##### Material supplied

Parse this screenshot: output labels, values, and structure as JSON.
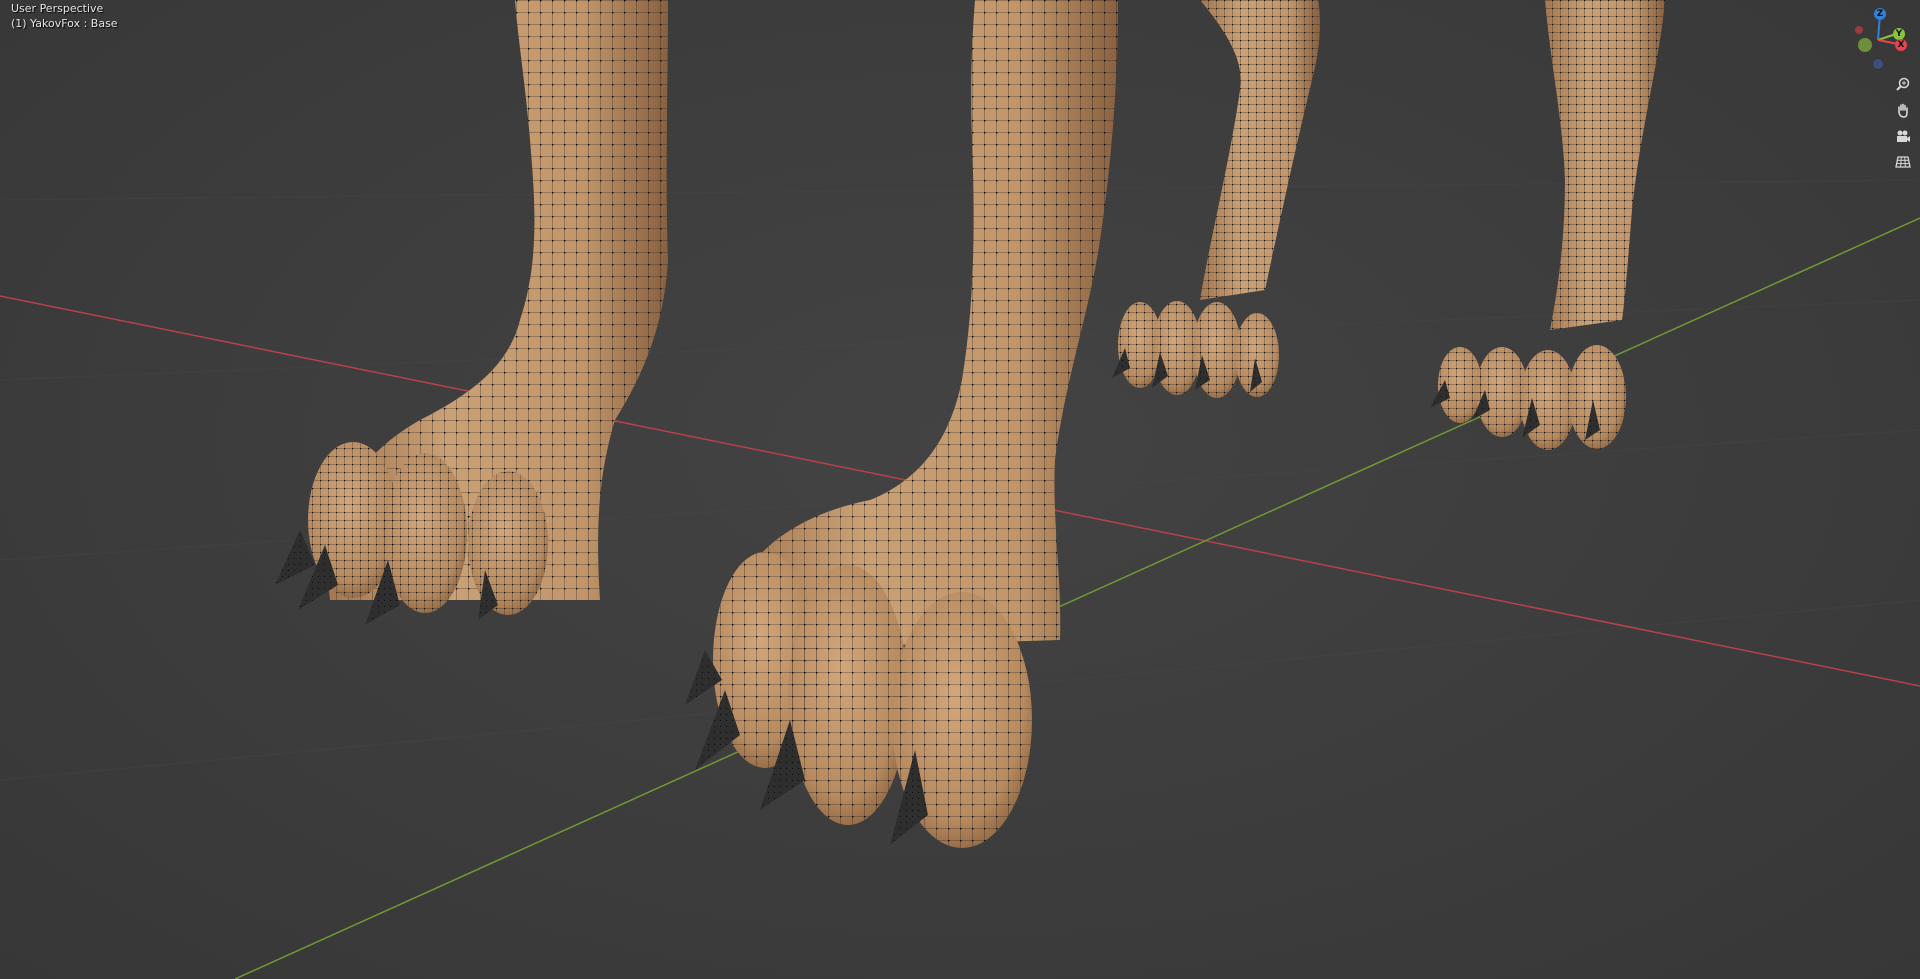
{
  "viewport": {
    "view_name": "User Perspective",
    "object_info": "(1) YakovFox : Base"
  },
  "gizmo": {
    "z_label": "Z",
    "y_label": "Y",
    "x_label": "X",
    "colors": {
      "x": "#e8434e",
      "y": "#8ac33d",
      "z": "#2e80d8",
      "neg": "#3b4f7a"
    }
  },
  "nav": {
    "zoom_icon": "magnifier-icon",
    "pan_icon": "hand-icon",
    "camera_icon": "camera-icon",
    "grid_icon": "grid-icon"
  },
  "scene": {
    "mesh_color": "#c89a6e",
    "wire_color": "#111111",
    "claw_color": "#2e2e2e",
    "x_axis_color": "#b8414b",
    "y_axis_color": "#6f9a35"
  }
}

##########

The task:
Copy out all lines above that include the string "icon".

Result:
    "zoom_icon": "magnifier-icon",
    "pan_icon": "hand-icon",
    "camera_icon": "camera-icon",
    "grid_icon": "grid-icon"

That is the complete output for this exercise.